Prison inmate White, who was also attended the Orlando rally, said in his 2020 declaration that he now believes the majority of Nazi demonstrators were informants.
“I estimate that about three of the twenty to twenty-five persons who participated were not federal agents: myself, Laura Sennett, aka Isis, and an undercover reporter for a local paper,” White said.
In 2012, another prominent member of the NSM revealed himself as a federal informant. The informant, Brian Holland, had been the NSM’s candidate for U.S. President in 2008.
Holland told his story on the popular radio show Coast to Coast AM, telling host George Knapp about how he infiltrated the white-supremacy movement in 1999.
Holland explained that his job entailed going to neo-Nazi gatherings and reporting on their activities to the FBI. According to Holland, at times he was making up to $8,000 a month.
According to Holland, he was terminated by the FBI without warning and told by the bureau, “Now you don’t exist.”
“With the shake of a bureaucratic hand, the third highest-ranking neo-Nazi in the country was put to pasture after 11 years of risking my life,” he said.
NSM is currently commanded by Burt Colucci, who told Headline USA that he, too, was asked to be an informant.
Colucci said he turned down the FBI’s offer.
“The FBI likes to play games no matter what side of this you’re on. They actually came to me and told me they could ‘supplement my income,’ offering me—they didn’t specify what exactly they meant or or how much, but they said they’d supplement my income,” he said.
“I told them I don’t want anything to do with them and to talk to my lawyers, so they did—they talked to my Arizona lawyer at the time,” he said, adding, “I would have personally told them to f*ck off and keep their money, but my lawyer’s like, ‘Let me tell them. I’ll say it a little bit nicer for you.’”
But Colluci, who deleted Schoep’s NSM email accounts after taking control of the group, said he isn’t concerned whether his former leader was an informant.

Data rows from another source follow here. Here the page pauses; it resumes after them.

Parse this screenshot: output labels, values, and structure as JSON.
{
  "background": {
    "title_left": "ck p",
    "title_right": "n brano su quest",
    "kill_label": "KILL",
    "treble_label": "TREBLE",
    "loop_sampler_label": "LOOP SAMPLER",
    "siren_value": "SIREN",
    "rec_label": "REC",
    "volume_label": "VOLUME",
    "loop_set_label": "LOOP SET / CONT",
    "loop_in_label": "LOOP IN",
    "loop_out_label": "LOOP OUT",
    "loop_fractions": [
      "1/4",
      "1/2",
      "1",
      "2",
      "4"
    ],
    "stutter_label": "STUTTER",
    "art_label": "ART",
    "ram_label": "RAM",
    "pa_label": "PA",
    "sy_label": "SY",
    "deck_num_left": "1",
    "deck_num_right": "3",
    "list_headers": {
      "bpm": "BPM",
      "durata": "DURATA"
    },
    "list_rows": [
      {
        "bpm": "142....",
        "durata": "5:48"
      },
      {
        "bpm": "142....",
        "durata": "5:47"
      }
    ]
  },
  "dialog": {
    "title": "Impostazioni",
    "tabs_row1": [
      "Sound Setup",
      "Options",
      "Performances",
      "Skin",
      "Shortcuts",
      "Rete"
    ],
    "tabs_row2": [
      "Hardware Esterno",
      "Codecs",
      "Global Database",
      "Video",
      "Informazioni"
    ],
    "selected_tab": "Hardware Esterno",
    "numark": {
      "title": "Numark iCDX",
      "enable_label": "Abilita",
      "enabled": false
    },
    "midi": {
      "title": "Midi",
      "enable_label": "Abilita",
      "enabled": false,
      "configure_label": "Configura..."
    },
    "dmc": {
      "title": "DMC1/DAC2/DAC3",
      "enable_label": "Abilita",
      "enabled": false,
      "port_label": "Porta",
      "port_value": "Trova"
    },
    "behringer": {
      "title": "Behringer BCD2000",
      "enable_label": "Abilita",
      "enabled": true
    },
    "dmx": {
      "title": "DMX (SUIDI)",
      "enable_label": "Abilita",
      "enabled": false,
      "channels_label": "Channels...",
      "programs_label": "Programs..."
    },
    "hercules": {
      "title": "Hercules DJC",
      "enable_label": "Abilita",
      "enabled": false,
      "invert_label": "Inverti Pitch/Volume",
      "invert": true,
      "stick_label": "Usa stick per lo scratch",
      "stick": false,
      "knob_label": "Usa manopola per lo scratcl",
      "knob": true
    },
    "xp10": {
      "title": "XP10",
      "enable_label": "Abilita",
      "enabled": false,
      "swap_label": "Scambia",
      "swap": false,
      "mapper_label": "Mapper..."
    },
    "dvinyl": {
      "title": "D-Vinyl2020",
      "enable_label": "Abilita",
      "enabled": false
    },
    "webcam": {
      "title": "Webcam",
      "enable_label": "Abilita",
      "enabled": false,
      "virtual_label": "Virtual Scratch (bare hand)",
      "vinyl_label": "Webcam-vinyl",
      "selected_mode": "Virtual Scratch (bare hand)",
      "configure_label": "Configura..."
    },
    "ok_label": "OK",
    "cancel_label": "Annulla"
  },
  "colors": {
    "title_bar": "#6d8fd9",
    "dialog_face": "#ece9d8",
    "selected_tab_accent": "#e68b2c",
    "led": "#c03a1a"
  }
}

“All of these people are long gone, whether informants at the time or not,” he said.
Meanwhile, a jury ruled in November 2021 that the NSM owes $1 million for its actions at Charlottesville in 2017, while Schoep owes $500,000.
Schoep has an appeal pending in that case.
Ken Silva is a staff writer at Headline USA. Follow him at twitter.com/jd_cashless.